Stay Safe Online With Our Handy Hints on Safer Internet Day


Stay Safe Online With Our Handy Hints on Safer Internet Day

Tuesday 10th February 2015 is Safer Internet Day, with hundreds of organisations getting involved to help promote the safe use of the internet for children and young people. But it’s not just the younger generation that need to be careful online; there are regular stories in the news about people’s personal or financial information being stolen, as well as cleverly run scams. Here are some handy hints to help you stay safe when using the internet.

Keep security software up-to-date

It’s important you use security software to help prevent any threats, such as malware or viruses, which can destroy your computer, or keyloggers and Trojans, which are used to spy on your computer use in an attempt to steal your passwords and personal details. Some security software is free, and some systems come with them included. Others, such as McAfee™ or Norton™, you’ll have to buy.

Don’t be lazy with passwords

Get creative with your passwords and don’t use the same one for all of your accounts as if a hacker does manage to get hold of it, they’ll have access to everything. Don’t use something that’s easy to guess, such as your middle name or your pet’s name, and use a mix of standard letters, capital letters, numbers and punctuation to make it even more secure.

Watch out for scam emails

If you receive an email claiming to be from your bank or lender, it may not always be genuine. If there’s a missing logo, it’s badly written, or if it’s asking you for personal details, it may well be a scam. Your financial services provider won’t ever ask you for your log-in details to confirm your account details, or for you to transfer cash to them. If you do receive a suspicious email, don’t reply to it - give your bank or lender a call and they’ll be able to tell you if it’s legitimate or not.

Watch out for scam phone calls too

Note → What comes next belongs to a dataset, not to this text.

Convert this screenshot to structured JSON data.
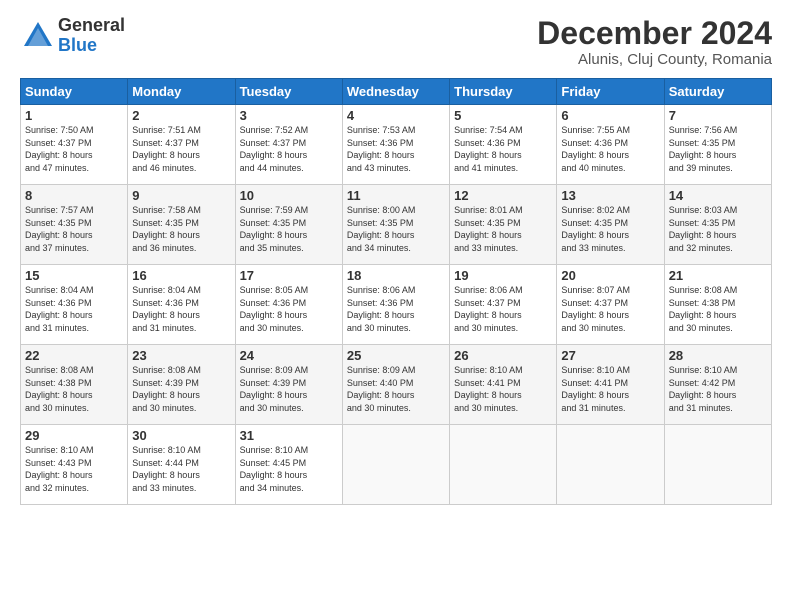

There have been lots of reports on phone scams in the news recently, so it’s really important to be cautious over what information you give out over the phone. A bank or lender will never ask for all of your security details in one go, so if you get a call asking you for all of your details, hang up the phone and contact your bank or lender for advice on whether it was a genuine call.

Don’t give information away on social media

If you want to talk about personal things on social media sites such as Facebook or Twitter, that’s fine, but think carefully before posting things like your address or bank details, even if it’s just to a friend. Make sure your security settings are tight too – so only let your friends view your page, rather than leaving it public for all to see.

Be safe when shopping online

Always make sure a site is secure before typing in your card details to buy something. You can tell if it’s secure by looking for a small padlock symbol in the address bar and an address beginning with ‘https://’, with the ‘s’ standing for ‘secure’. Other things you can do is to search for reviews of the website you’re about to buy off to check that it’s legitimate. And use your common sense too – if something sounds too good to be true, it probably is!

Pay on your credit card

If you’re buying something online for more than £100, it may be a good idea to use a credit card if you have one, such as the Ocean credit card. That’s because, if you spend more that £100, Section 75 of the Consumer Credit Act gives you extra protection if things go wrong. For example, you can claim the money back against your credit card company – this isn’t something you can do if you pay on your debit card or with cash.

If you pay on debit card, you may be able to use chargeback to get some, or all, of your money back if something never arrives, or arrives damaged or not as expected. Unfortunately though, there are no guarantees that your bank will be able to recover the money through chargeback, which is why it could be a safer bet to pay with your credit card for items costing larger amounts.